House Speaker John Boehner (R-OH) and Senate Minority Leader Mitch McConnell (R-KY) (REUTERS/Jonathan Ernst) House Speaker John Boehner (R-OH) and Senate Minority Leader Mitch McConnell (R-KY) (REUTERS/Jonathan Ernst)

The big question at this point, especially among liberal observers, seems to be why Republicans don’t simply accept “victory” in the sequester/budget negotiations (well, the would-be negotiations; it’s not clear there are any actual negotiations at this point). It’s a good question, especially since budget negotiations — unlike, say, decisions on going to war or over abortion — should be quite easy to compromise.

And yet, for the umpteenth time, here we are approaching yet another budget deadline.

I have two possible answers. One is that it’s just relatively ordinary brinkmanship. Once a deadline is set, both sides will push their position as hard as they can up to the last minute, and then cut their best deal. There’s some evidence suggesting that’s what is happening; after all, we haven’t yet had a government shutdown or a real debt limit breach. Yes, sequestration almost certainly will happen this week, but that’s now seen as a soft deadline, with a must-pass appropriations deadline in only a few weeks giving everyone an opportunity to erase anything they want.

On the other hand, plenty of reporting suggests that Republicans really have been confused in their bargaining approach.
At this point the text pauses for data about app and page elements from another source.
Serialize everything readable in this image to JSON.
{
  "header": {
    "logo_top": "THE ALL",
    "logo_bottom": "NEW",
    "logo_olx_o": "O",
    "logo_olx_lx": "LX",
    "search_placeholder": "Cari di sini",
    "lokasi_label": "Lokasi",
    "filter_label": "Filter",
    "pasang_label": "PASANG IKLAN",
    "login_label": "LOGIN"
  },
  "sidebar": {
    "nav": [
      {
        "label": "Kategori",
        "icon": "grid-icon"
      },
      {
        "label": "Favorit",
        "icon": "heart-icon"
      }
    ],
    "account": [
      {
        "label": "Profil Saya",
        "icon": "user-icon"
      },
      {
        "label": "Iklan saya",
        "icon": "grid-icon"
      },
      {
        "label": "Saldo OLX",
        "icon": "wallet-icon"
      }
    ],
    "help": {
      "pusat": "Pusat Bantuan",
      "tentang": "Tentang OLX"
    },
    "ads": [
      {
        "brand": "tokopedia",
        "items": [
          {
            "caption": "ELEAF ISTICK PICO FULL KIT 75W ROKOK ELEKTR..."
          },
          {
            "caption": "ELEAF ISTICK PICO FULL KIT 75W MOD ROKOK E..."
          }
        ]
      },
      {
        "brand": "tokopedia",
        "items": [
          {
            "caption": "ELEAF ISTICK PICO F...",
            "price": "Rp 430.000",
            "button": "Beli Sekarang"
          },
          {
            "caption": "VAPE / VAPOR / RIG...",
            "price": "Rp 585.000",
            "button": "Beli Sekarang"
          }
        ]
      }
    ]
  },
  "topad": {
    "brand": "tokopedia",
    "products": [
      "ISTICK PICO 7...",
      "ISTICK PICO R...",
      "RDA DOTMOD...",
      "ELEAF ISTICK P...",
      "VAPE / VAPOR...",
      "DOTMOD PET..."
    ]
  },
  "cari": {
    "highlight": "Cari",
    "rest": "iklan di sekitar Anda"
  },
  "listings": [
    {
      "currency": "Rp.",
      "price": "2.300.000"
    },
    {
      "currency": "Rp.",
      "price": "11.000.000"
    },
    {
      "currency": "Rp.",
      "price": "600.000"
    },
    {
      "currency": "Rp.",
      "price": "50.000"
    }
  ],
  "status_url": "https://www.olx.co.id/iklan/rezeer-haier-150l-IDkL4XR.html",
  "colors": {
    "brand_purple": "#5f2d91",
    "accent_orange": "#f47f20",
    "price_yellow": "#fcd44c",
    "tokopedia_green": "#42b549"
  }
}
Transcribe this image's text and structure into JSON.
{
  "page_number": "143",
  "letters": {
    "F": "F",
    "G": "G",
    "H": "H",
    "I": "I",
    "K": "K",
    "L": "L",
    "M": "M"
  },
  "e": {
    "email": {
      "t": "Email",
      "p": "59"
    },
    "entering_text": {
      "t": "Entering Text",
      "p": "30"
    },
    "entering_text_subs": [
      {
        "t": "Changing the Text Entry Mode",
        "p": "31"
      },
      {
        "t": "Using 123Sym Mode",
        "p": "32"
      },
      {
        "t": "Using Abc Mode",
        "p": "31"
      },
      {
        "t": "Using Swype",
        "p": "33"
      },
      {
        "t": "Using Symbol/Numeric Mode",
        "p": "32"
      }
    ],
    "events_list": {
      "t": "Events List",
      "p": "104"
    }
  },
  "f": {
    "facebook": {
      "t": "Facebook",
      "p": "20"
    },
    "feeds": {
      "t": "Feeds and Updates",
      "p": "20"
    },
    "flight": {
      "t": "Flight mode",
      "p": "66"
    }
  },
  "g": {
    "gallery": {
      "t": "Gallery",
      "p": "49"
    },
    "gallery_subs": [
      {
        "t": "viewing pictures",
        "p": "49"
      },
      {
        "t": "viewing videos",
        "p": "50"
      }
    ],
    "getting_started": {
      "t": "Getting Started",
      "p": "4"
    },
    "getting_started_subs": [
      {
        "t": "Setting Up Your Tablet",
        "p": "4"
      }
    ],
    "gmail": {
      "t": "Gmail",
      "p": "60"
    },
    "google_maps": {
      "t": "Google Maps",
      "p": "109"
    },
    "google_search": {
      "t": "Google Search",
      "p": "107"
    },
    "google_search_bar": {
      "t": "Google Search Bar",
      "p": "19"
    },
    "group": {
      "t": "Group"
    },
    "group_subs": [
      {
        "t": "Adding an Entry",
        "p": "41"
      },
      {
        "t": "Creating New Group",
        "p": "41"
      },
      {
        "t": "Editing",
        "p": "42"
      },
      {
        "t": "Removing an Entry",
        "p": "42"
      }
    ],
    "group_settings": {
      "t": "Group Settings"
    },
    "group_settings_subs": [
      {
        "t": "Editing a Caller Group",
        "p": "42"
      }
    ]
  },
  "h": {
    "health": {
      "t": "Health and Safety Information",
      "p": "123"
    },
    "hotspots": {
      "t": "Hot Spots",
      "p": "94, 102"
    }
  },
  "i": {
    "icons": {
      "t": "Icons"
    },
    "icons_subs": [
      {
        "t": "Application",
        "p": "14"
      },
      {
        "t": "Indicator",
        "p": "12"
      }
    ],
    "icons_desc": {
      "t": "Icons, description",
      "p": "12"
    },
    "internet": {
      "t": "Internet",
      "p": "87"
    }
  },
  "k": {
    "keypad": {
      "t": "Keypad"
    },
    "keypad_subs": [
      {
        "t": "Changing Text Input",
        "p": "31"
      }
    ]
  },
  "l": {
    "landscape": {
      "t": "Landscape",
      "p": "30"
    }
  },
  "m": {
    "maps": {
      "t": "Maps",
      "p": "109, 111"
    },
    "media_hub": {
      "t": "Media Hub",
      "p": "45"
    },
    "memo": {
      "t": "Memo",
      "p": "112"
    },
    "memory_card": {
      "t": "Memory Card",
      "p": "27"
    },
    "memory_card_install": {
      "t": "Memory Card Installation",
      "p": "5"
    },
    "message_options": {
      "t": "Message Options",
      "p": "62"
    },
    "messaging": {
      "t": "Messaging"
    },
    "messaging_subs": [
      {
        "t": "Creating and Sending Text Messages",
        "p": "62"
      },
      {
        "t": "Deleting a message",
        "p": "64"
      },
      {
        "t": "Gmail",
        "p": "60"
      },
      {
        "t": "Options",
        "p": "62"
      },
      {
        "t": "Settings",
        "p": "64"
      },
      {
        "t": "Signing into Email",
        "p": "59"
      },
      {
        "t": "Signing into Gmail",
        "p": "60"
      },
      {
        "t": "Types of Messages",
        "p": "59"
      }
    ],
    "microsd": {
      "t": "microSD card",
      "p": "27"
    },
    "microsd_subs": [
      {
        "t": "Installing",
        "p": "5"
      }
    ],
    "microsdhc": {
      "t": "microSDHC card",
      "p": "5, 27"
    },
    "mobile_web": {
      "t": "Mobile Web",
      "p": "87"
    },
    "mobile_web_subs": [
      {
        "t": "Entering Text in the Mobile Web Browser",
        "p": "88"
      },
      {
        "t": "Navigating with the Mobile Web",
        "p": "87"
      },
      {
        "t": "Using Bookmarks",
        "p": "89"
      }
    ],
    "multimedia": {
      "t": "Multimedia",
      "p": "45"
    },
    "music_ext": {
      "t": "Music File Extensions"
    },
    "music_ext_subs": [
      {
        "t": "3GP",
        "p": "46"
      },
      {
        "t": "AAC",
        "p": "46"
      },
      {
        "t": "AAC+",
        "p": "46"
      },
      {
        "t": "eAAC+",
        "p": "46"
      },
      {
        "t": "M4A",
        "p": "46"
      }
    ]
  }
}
If so, what’s almost certainly the case is that bargaining is difficult because Republicans still, after two-plus years of this, haven’t really faced up to the need to rank their priorities. Is it deficit reduction they want? Low tax rates? Less spending in general? Less spending on specific programs? By all accounts, they really could get one or two of those goals if they were willing to trade relatively lower-ranked preferences.

What really appears to be the problem is that this isn’t a breakdown of negotiations within the GOP, in which one group wants low taxes but another prefers smaller deficits and yet another really just cares about size-of-government. While it’s possible to find one or more Republican politician who fits that story, the more likely explanation is that it’s the mainstream consensus GOP position itself that continues to be internally conflicted. In particular, most Republicans certainly seem to be unaware that their tax and deficit positions are in conflict with each other.

You’ll note lots of “appears” and “seems” in that assessment. It’s very possible that what we’re seeing on the surface is just rhetoric and posturing; that would be quite understandable, and not particularly harmful as long as it doesn’t get in the way of cutting deals. But we don’t know: It’s also just as possible that the convoluted GOP position is their actual position, with all its inherent conflicts, and that’s what’s making compromise so difficult.